What evidence is there that public speaking instruction is related to the quality of lectures? What evidence is there that the quality of the average college lecture has gone down? [Crickets chirping] Okay, let’s move on before this argument completely falls apart.

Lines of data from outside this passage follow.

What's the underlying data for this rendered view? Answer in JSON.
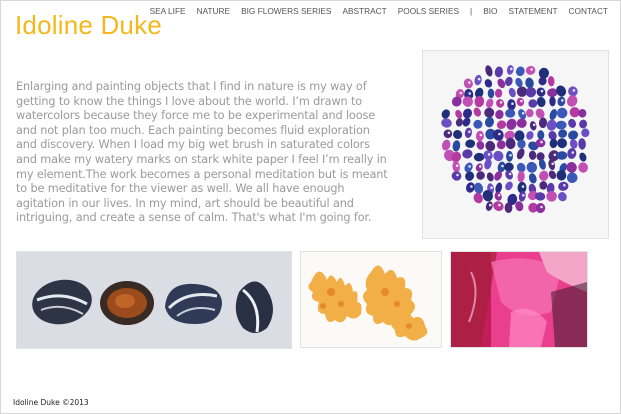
{
  "site": {
    "title": "Idoline Duke"
  },
  "nav": [
    "SEA LIFE",
    "NATURE",
    "BIG FLOWERS SERIES",
    "ABSTRACT",
    "POOLS SERIES",
    "|",
    "BIO",
    "STATEMENT",
    "CONTACT"
  ],
  "intro": "Enlarging and painting objects that I find in nature is my way of getting to know the things I love about the world. I’m drawn to watercolors because they force me to be experimental and loose and not plan too much. Each painting becomes fluid exploration and discovery. When I load my big wet brush in saturated colors and make my watery marks on stark white paper I feel I’m really in my element.The work becomes a personal meditation but is meant to be meditative for the viewer as well. We all have enough agitation in our lives. In my mind, art should be beautiful and intriguing, and create a sense of calm. That's what I'm going for.",
  "footer": "Idoline Duke ©2013",
  "colors": {
    "title": "#f4b81c",
    "nav": "#555555",
    "body_text": "#9a9a9a"
  }
}
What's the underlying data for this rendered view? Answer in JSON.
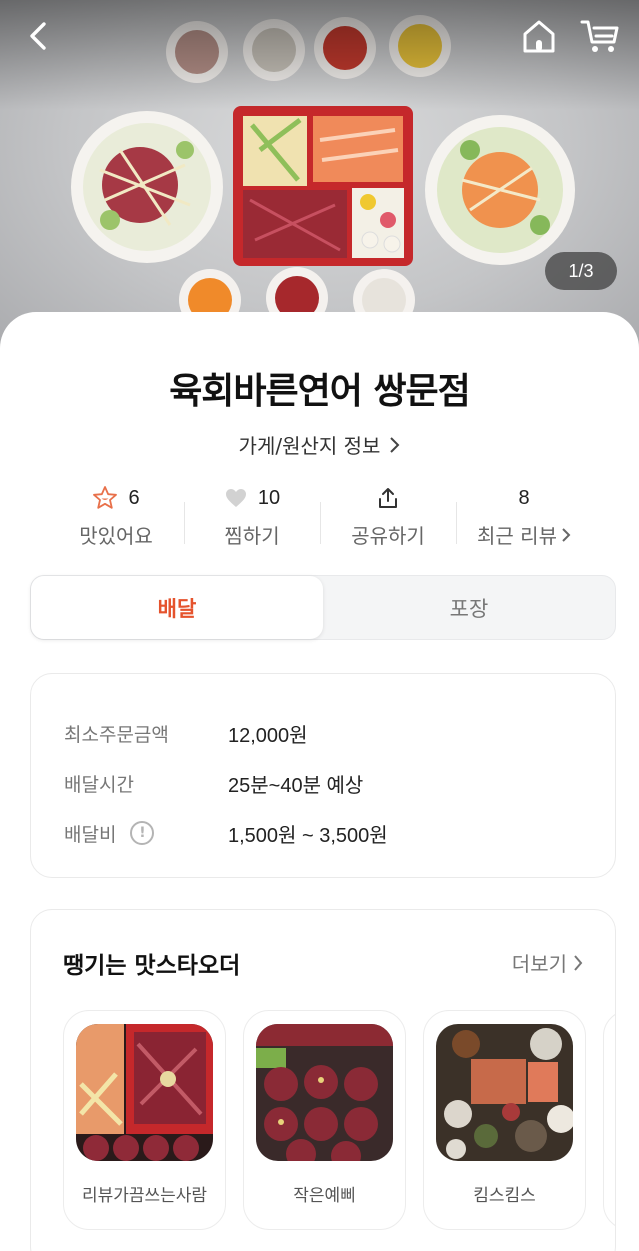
{
  "hero": {
    "pager": "1/3",
    "icons": {
      "back": "back-arrow-icon",
      "home": "home-icon",
      "cart": "cart-icon"
    }
  },
  "store": {
    "name": "육회바른연어 쌍문점",
    "info_link": "가게/원산지 정보"
  },
  "stats": [
    {
      "icon": "star-face-icon",
      "value": "6",
      "label": "맛있어요"
    },
    {
      "icon": "heart-icon",
      "value": "10",
      "label": "찜하기"
    },
    {
      "icon": "share-icon",
      "value": "",
      "label": "공유하기"
    },
    {
      "icon": "",
      "value": "8",
      "label": "최근 리뷰"
    }
  ],
  "tabs": [
    {
      "label": "배달",
      "active": true
    },
    {
      "label": "포장",
      "active": false
    }
  ],
  "delivery": {
    "rows": [
      {
        "label": "최소주문금액",
        "value": "12,000원"
      },
      {
        "label": "배달시간",
        "value": "25분~40분 예상"
      },
      {
        "label": "배달비",
        "value": "1,500원 ~ 3,500원"
      }
    ]
  },
  "reviewers": {
    "title": "땡기는 맛스타오더",
    "more": "더보기",
    "cards": [
      {
        "name": "리뷰가끔쓰는사람"
      },
      {
        "name": "작은예삐"
      },
      {
        "name": "킴스킴스"
      },
      {
        "name": ""
      }
    ]
  },
  "colors": {
    "accent": "#e5532d",
    "star": "#e8704a",
    "heart": "#cfcfcf"
  }
}
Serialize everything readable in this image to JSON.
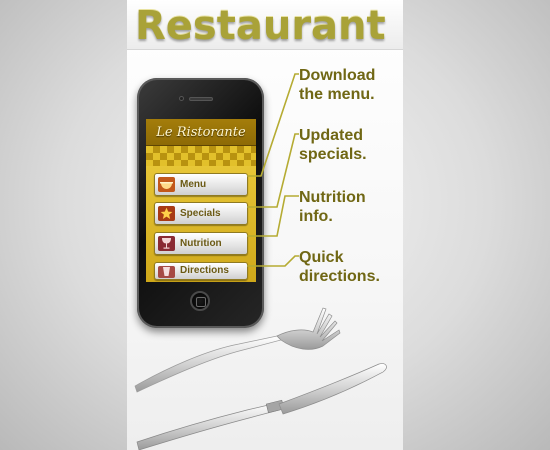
{
  "page": {
    "title": "Restaurant"
  },
  "phone_app": {
    "title": "Le Ristorante",
    "buttons": [
      {
        "label": "Menu",
        "icon": "bowl-icon"
      },
      {
        "label": "Specials",
        "icon": "star-icon"
      },
      {
        "label": "Nutrition",
        "icon": "wine-glass-icon"
      },
      {
        "label": "Directions",
        "icon": "glass-icon"
      }
    ]
  },
  "callouts": [
    {
      "line1": "Download",
      "line2": "the menu."
    },
    {
      "line1": "Updated",
      "line2": "specials."
    },
    {
      "line1": "Nutrition",
      "line2": "info."
    },
    {
      "line1": "Quick",
      "line2": "directions."
    }
  ],
  "colors": {
    "accent": "#a9a238",
    "callout_text": "#706714",
    "app_gold": "#d8b21e",
    "app_header": "#8d6a06"
  }
}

“The lecture was a highlight of my own education,” Molly Worthen, a University of North Carolina history professor who wrote a New York Times op-ed last year defending the lecture, tells me. “Some of my most powerful experiences in the classroom as an undergraduate and graduate student were in lecture halls. To draw this bright line between traditional lecture and active learning totally misunderstands the lecture. Done properly it should be an active experience, one that fosters critical skills but also conveys information and models the art of argument.” According to Worthen, many faculty are under pressure to experiment with active learning—“shorthand for things other than the lecture.” But, she says “many of these active learning modules assume students can be asked to do more outside of class, such as watch videos online.” There’s a limit, thought, to what one can expect students to reliably do outside the classroom. “There’s just no getting around the efficiency of a great lecture as a mode of conveying what students should know.”

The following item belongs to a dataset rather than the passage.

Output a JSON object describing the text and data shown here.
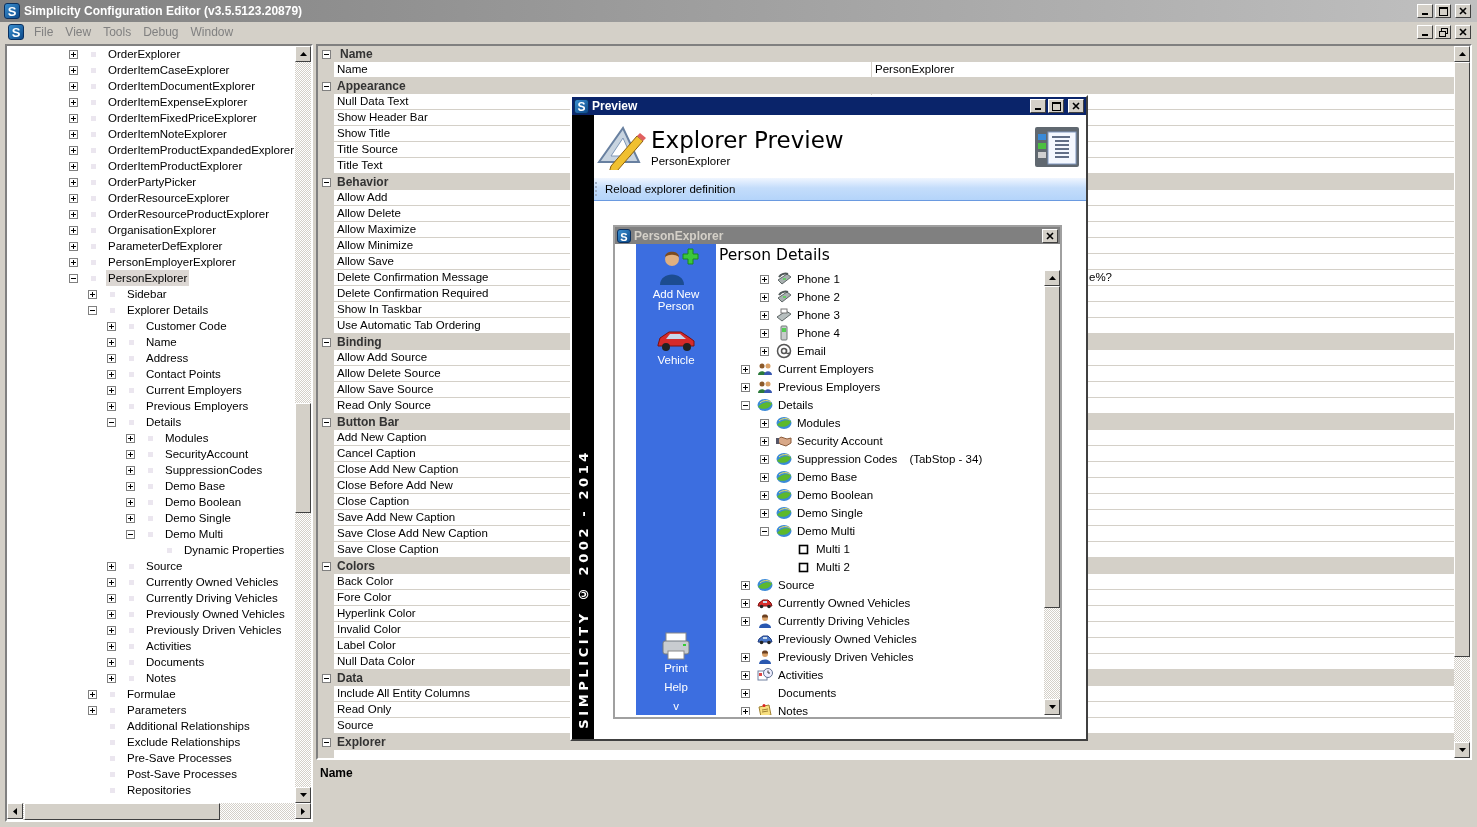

I don’t even know where to start here. First, active learning is not “shorthand for things other than the lecture.” Suggesting this totally misunderstands active learning. Active learning is a process where students engage in activities designed to promote synthesis, analysis, and evaluation of course content. Second, there are undoubtedly students that learn through lectures. Lectures can be powerful learning opportunities. I appreciate Worthen’s anecdotal experience. However, the research simply tells us that she is wrong. She does get one aspect right, lectures are incredibly efficient. Lectures scale instruction and this is why they are the hallmark of introductory undergraduate courses. No one doubts the efficiency of lecturing. Yet, the real question that we should be asking is if they are effective?
“Remember the staggering advances in science, engineering, and technology in the last two centuries were made by former students who attended, and sometimes slept through, the old fashioned lecture. If progress is out measure of success, then the need for change is overstated.”
Absolutely! The need for change is overstated! We have the same students attending higher education as the past two centuries. There are no women, minority students, low income students, or adult students. The role of science, engineering, and technology today is no different than the past two centuries. I know I will have my quill pen and candle by my bedside tonight. I know the candle light is supposed to keep me up but I’ll just turn down the brightness.
Lectures aren’t evil but they aren’t the only way to teach
The problem that this essay and others of this genre make is that those of us suggesting other teaching approaches don’t believe the lecture is evil. We simply acknowledge that it has strengths and weaknesses. As my colleagues and I described in Teaching for Learning: 101 Intentionally Designed Educational Activities to Put Students on the Path to Success, there are distinct advantages and disadvantages of the lecture:
Provides teachers with control of information and pacing of session
Provides the teacher with a chance to model desired level of thinking
Provides teachers with ability to clarify issues
Provides most immediate recall of information by students
May not be as effective for higher order thinking
Presumes students are learning at the same pace
Can be a disincentive for learning (if done poorly)
Relies on student attention span
Ultimately, I hope the proponents of lecturing are willing to pause (pun intended) and take a full look at the research. Everyone should acknowledge the strengths and weaknesses of lectures as well as other teaching approaches.
In the end, I mostly hope they finally will admit that active learning doesn’t harm students so we can have a real discussion about improving teaching and learning.